Under the current zoning, eight homes could be built, Project Engineer Tim Lemons said.

Lefever wants to sell the houses for $155,000 to $165,000. He said he would rent them if they don’t sell, but that rent would be substantial because the homes will be stone and brick with concrete slab foundations and amenities like granite countertops.

Plans for the development also include a front gate, an iron and brick entrance, a 6-foot treated-wood privacy fence on the sides and back and a private road inside that the development’s Property Owners Association will maintain.

Resident Douglas Meiggs said he was concerned about the development causing his property, which is behind it, to flood. That could affect septic systems, Meiggs argued.

Lemons confirmed that sewer would be installed and that neighbors who pay a connection fee could also use it.

Meiggs asked the council who would be responsible if the development does cause flooding or septic system damages. The mayor said the city’s engineer would be diligent in the site-planning process to make sure damages don’t occur.

Meiggs also said, “It doesn’t fit in our neighborhood,” which features single-family homes on half-acre to 25-acre lots.

Several residents were concerned about additional traffic. Lefever said the development would be set back from the road and the driveway in front of the gate would be long enough to accommodate two cars waiting to get in.

Lemons added that cars from the small development would be a “drop in the bucket” compared to current counts on Kerr Station.

Meiggs was skeptical of the fencing, too. He doesn’t want his trees downed; Lemons said they wouldn’t be. Meiggs asked Lemons how the developer would maintain that fence. The engineer said, “very carefully.”
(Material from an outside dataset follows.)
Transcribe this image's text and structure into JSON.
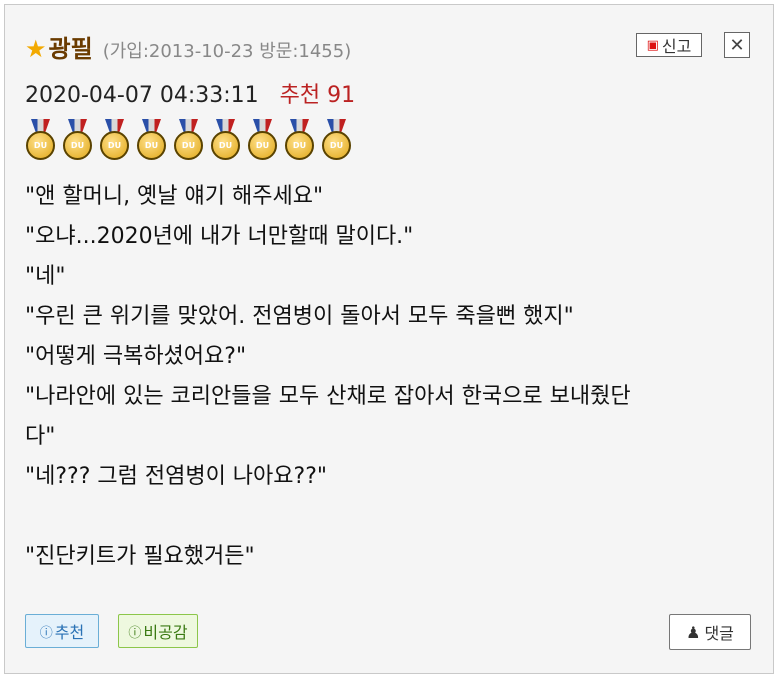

Then Meiggs asked how the developer would gain access to maintain the fence.

Lefever responded, “I want to be neighborly. I want to work with my neighbors. I don’t want this to be a hostile situation.”

He reiterated, “We did come up first with duplexes, and, obviously, the public spoke up and did not want that. So we changed it, and we were glad to…I joked with (Lemons) the other day it was a good thing the duplexes got turned down because I like this better.”
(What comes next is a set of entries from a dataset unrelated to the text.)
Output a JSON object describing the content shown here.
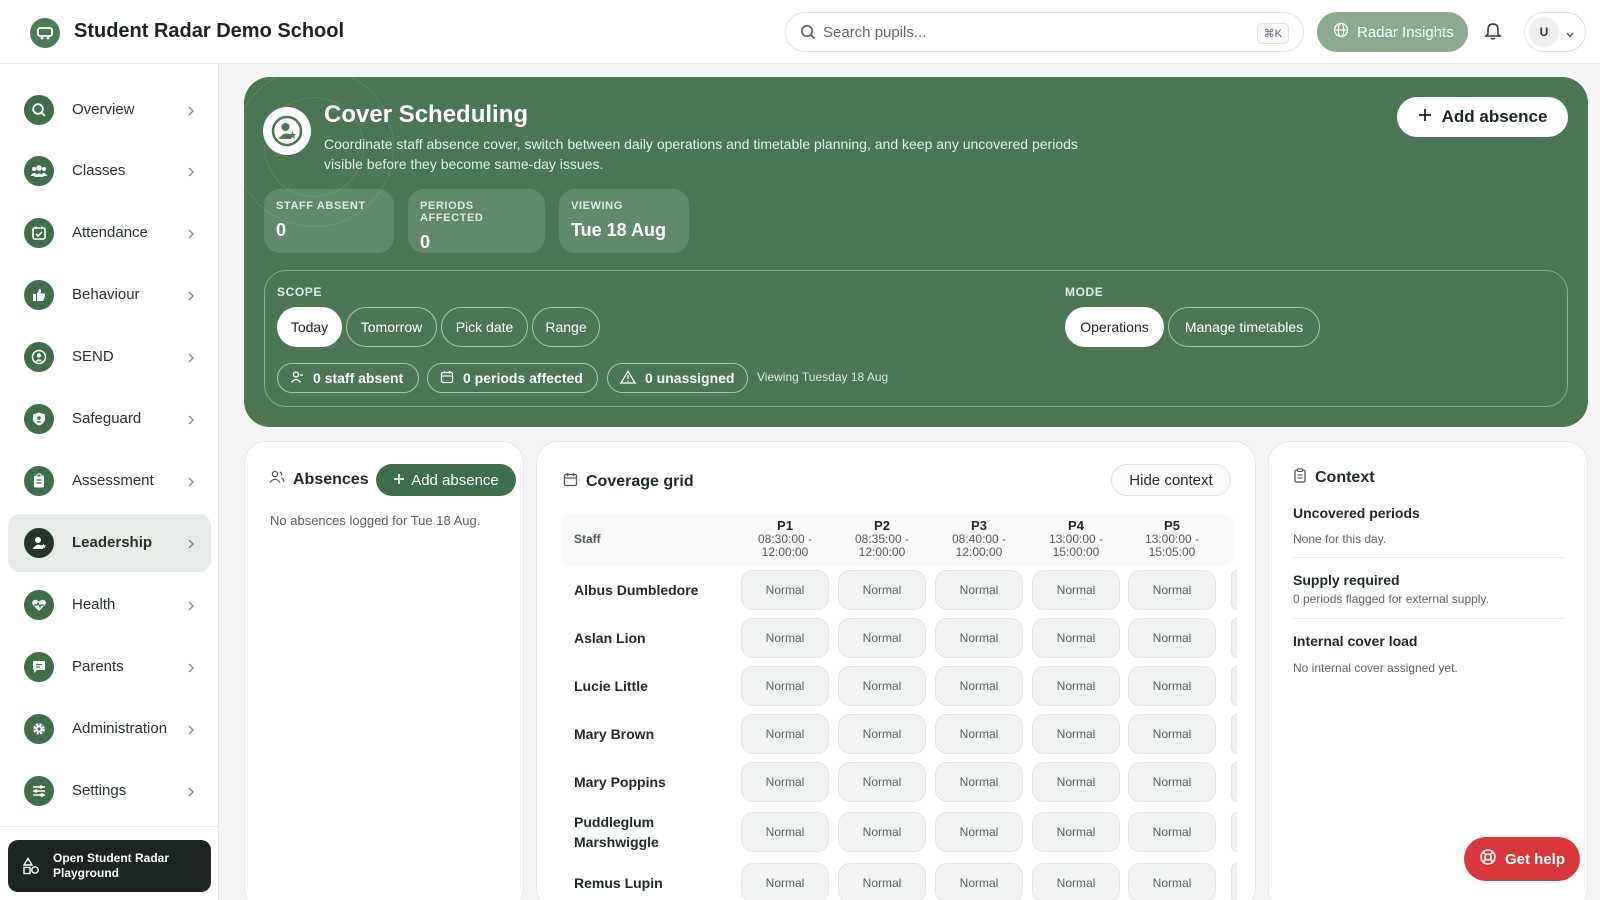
{
  "header": {
    "app_title": "Student Radar Demo School",
    "search_placeholder": "Search pupils...",
    "search_shortcut": "⌘K",
    "insights_label": "Radar Insights",
    "user_initial": "U"
  },
  "sidebar": {
    "items": [
      {
        "label": "Overview",
        "icon": "search-icon"
      },
      {
        "label": "Classes",
        "icon": "group-icon"
      },
      {
        "label": "Attendance",
        "icon": "calendar-check-icon"
      },
      {
        "label": "Behaviour",
        "icon": "thumbs-up-icon"
      },
      {
        "label": "SEND",
        "icon": "person-circle-icon"
      },
      {
        "label": "Safeguard",
        "icon": "shield-icon"
      },
      {
        "label": "Assessment",
        "icon": "clipboard-icon"
      },
      {
        "label": "Leadership",
        "icon": "person-star-icon",
        "active": true
      },
      {
        "label": "Health",
        "icon": "heart-pulse-icon"
      },
      {
        "label": "Parents",
        "icon": "chat-icon"
      },
      {
        "label": "Administration",
        "icon": "gear-icon"
      },
      {
        "label": "Settings",
        "icon": "sliders-icon"
      }
    ],
    "playground_label": "Open Student Radar Playground"
  },
  "hero": {
    "title": "Cover Scheduling",
    "description": "Coordinate staff absence cover, switch between daily operations and timetable planning, and keep any uncovered periods visible before they become same-day issues.",
    "add_absence_label": "Add absence",
    "stats": [
      {
        "label": "STAFF ABSENT",
        "value": "0"
      },
      {
        "label": "PERIODS AFFECTED",
        "value": "0"
      },
      {
        "label": "VIEWING",
        "value": "Tue 18 Aug"
      }
    ],
    "scope_label": "SCOPE",
    "scope_options": [
      "Today",
      "Tomorrow",
      "Pick date",
      "Range"
    ],
    "scope_selected": "Today",
    "mode_label": "MODE",
    "mode_options": [
      "Operations",
      "Manage timetables"
    ],
    "mode_selected": "Operations",
    "chips": [
      "0 staff absent",
      "0 periods affected",
      "0 unassigned"
    ],
    "viewing_note": "Viewing Tuesday 18 Aug"
  },
  "absences": {
    "title": "Absences",
    "add_label": "Add absence",
    "empty_text": "No absences logged for Tue 18 Aug."
  },
  "coverage": {
    "title": "Coverage grid",
    "hide_context_label": "Hide context",
    "staff_header": "Staff",
    "periods": [
      {
        "name": "P1",
        "start": "08:30:00 -",
        "end": "12:00:00"
      },
      {
        "name": "P2",
        "start": "08:35:00 -",
        "end": "12:00:00"
      },
      {
        "name": "P3",
        "start": "08:40:00 -",
        "end": "12:00:00"
      },
      {
        "name": "P4",
        "start": "13:00:00 -",
        "end": "15:00:00"
      },
      {
        "name": "P5",
        "start": "13:00:00 -",
        "end": "15:05:00"
      }
    ],
    "rows": [
      {
        "staff": "Albus Dumbledore",
        "cells": [
          "Normal",
          "Normal",
          "Normal",
          "Normal",
          "Normal"
        ]
      },
      {
        "staff": "Aslan Lion",
        "cells": [
          "Normal",
          "Normal",
          "Normal",
          "Normal",
          "Normal"
        ]
      },
      {
        "staff": "Lucie Little",
        "cells": [
          "Normal",
          "Normal",
          "Normal",
          "Normal",
          "Normal"
        ]
      },
      {
        "staff": "Mary Brown",
        "cells": [
          "Normal",
          "Normal",
          "Normal",
          "Normal",
          "Normal"
        ]
      },
      {
        "staff": "Mary Poppins",
        "cells": [
          "Normal",
          "Normal",
          "Normal",
          "Normal",
          "Normal"
        ]
      },
      {
        "staff": "Puddleglum Marshwiggle",
        "cells": [
          "Normal",
          "Normal",
          "Normal",
          "Normal",
          "Normal"
        ]
      },
      {
        "staff": "Remus Lupin",
        "cells": [
          "Normal",
          "Normal",
          "Normal",
          "Normal",
          "Normal"
        ]
      }
    ]
  },
  "context": {
    "title": "Context",
    "sections": [
      {
        "title": "Uncovered periods",
        "text": "None for this day."
      },
      {
        "title": "Supply required",
        "text": "0 periods flagged for external supply."
      },
      {
        "title": "Internal cover load",
        "text": "No internal cover assigned yet."
      }
    ]
  },
  "help_label": "Get help",
  "colors": {
    "accent": "#4a7653",
    "nav_icon": "#3f6e4d",
    "help": "#d8373c"
  }
}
In other business:

• The 1502 Willie Ray Drive developer, Lee Linville, who is also a Lonoke County Justice of the Peace, spoke about moving Linco Countertops there from 10 Commercial Drive.

This rezoning request was also changed after the planning commission rejected it.

A planned driveway from Tanglewood Road was removed and access will be from Willie Ray.

Linville addressed concerns about the condition of the current location by explaining that the business is renting that building and cannot make structural improvements.

He said he spent several years looking for another property, found that choices were very limited and decided on Willie Ray because the council recently agreed that road should be developed into a commercial corridor when the north terminal interchange is completed in 2018.

Linville said he also collected signatures from more than 51 percent of the landowners, who agreed to amend their bills of assurance — agreements that are between the property owner and developer and not recognized by the city.

One resident asked that the council not allow her neighborhood to go commercial.

Resident Paul Davis said Linville could have placed his business in the industrial area at the end of Second Street. He described Cabot as having a “hodge-podge” of businesses and homes.

Several residents accused the city of not being transparent and of not doing all that is legally required of them.

But Lemons, who is also Linville’s project engineer, argued that he and the developer went through all the proper channels while Cypert said this issue had been discussed in commission and council meetings that were open to the public.

• David’s Burgers, a chain restaurant, will be next door to its planned office on Rockwood. Excel Ford, where excavation is underway, is across the street.

Residents were concerned about additional traffic. They wanted restricted access to the businesses. But the mayor told them that topic would be addressed later in the site-planning process.

There is one way in and out of the neighboring Sun Terrace subdivision, whose residents won a lawsuit against the city when they opposed putting in alternative accesses.